As I walked down the jetway towards the plane, I reminisced about my short visit to Venezuela — and my last one to date — after my first semester at Kenyon. Since I left the country I had changed deeply, but so had Venezuela. A semester filled with adventures, new classes and experiences brought me a sense of community and belonging in a way I had not felt before, but as I boarded the plane, the scenes from my short visit to my home country still weighed on my mind.
My privilege as a Kenyon student on a scholarship contrasted with the perilous conditions and hopelessness I could feel in the streets in Venezuela. As soon as I returned to the apartment building where my family lives, an exchange with a neighbor who had always waved or asked how we were in the elevator suddenly embodied all the news I had followed online. “Merry Christmas” I said, and quickly added that I was doing fine. “I see you are doing well,” she replied. “You have gained weight.”
Hearing her words was heartbreaking. The “Freshman 15” that I had gained in a semester was now a symbol of status and wellbeing. My Freshman 15 meant that, unlike most Venezuelans who had lost weight due to the economic crisis, I was privileged enough to eat three meals a day and look a bit chubbier than I did a few months before. The joy I felt from returning to Venezuela evaporated after this jarring conversation.

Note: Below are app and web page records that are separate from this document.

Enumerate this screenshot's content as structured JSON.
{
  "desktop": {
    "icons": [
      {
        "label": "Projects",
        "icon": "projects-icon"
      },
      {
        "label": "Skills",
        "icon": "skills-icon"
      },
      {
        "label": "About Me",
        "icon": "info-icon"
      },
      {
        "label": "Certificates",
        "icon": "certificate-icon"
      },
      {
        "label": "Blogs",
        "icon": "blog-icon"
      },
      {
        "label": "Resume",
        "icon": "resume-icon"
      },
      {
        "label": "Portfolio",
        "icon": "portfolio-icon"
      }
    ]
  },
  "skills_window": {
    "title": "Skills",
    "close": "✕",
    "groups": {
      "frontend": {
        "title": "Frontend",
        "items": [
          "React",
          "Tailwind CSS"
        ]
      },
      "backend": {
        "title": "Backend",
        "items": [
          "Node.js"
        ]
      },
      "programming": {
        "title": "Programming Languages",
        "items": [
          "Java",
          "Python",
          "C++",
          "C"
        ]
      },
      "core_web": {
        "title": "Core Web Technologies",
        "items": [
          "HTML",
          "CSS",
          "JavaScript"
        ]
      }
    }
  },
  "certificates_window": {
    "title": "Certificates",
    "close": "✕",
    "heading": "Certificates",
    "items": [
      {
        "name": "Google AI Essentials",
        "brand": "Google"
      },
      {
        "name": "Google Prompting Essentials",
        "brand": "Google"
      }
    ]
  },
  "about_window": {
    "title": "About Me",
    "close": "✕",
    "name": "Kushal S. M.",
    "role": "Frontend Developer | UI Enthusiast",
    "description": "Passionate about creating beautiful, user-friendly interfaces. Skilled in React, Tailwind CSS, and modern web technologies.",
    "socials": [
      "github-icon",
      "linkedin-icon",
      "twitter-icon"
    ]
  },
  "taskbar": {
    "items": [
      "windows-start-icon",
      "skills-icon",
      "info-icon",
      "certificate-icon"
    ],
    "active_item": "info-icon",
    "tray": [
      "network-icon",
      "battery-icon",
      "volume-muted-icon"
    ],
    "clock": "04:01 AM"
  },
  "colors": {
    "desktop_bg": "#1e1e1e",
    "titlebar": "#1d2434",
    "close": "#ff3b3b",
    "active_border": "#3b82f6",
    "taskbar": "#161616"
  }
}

Leaving Venezuela again was bittersweet, as I knew that the life I was approaching in the U.S. was very different than the one my compatriots were facing. It has been tough sometimes, as my family had to close down our cheese shop, and they remain involved in protests against the current situation. I have been awakened a couple of times by the calls of my family who have left early in the morning to join opposition protests in front of military bases and hear their stories on Whatsapp while preparing my backpack to walk towards the library mods.
Memories of my homeland are certainly an inspiration to work hard and try to help those who remain in the country as much as I can. While the crisis unfolded, friends at Kenyon would repeatedly ask me what they could do to help. I appreciated their solidarity and awareness of what was going on, but there was no way they could directly contribute to people’s causes and campaigns. GoFundMe and other fundraising platforms are not available to the everyday Venezuelan most in need, only to those with an American address or an American bank account, and even then, there are significant barriers to exchanging dollars into bolivars or transferring funds into other accounts.
Back in January, I decided to send out a Kenyon all-student email with an idea that could avoid those barriers and empower Venezuelans. I called for a meeting in Hayes Hall and told a few friends to come by. Quite a few of them showed up, and we started brainstorming a platform that would enable Venezuelans with the greatest need to tell their stories and receive the support they deserve. As we discussed the situation on the ground and brought up different sketches of what a solution could look like, we started talking to Kenyon alumni and parents, business consultants, and mentors from Fortune 500 companies.
We chose to call our project Yakera — “gratitude” in the Venezuelan indigenous language Warao — and began to develop our organization alongside students from other colleges and universities in the United States and Europe. Yakera, a safe and vetted pathway to achieve inclusive support that does not discriminate based on political membership, targets an otherwise excluded country in crisis with fundraising, stimulates the local economy, avoids institutional corruption, and allows donors and recipients to engage at a fair exchange rate using the currency that best meets their needs.
As COVID-19 hit in March 2020, the team suddenly grew. We hopped onto video calls each week, reconceptualizing our project more broadly as we were no longer tied to a physical place to meet and contacting friends and acquaintances from around the globe who might be interested in getting involved. A few weeks later, we were scheduling calls with new team members joining from England, Luxembourg and France while interviewing more Venezuelans about their experiences. The project took off as we found meaningful partnerships with local NGOs and a financial startup based in Mexico City.
Before expanding into a platform available for all Venezuelans, we have partnered with a local NGO called Nutriendo el Futuro to carry out a remote implementation in December. Though most of us will be outside of Venezuela due to travel restrictions, Nutriendo el Futuro will assist us in creating campaigns for 12 families with needs related to education, small businesses, food, and healthcare and four community projects that could generate an overall impact in the low-income neighborhood of El Calvario, Caracas.
The sentiment that initially united us — a meeting in Hayes with deep concern about the situation of the country and an attempt to find a solution — grew into a project with global connections, partnerships and compassion despite the physical distance amid the COVID-19 pandemic.
Find out more about Yakera: https://linktr.ee/yakera
Raul Romero ’22 is an international studies major from Caracas, Venezuela.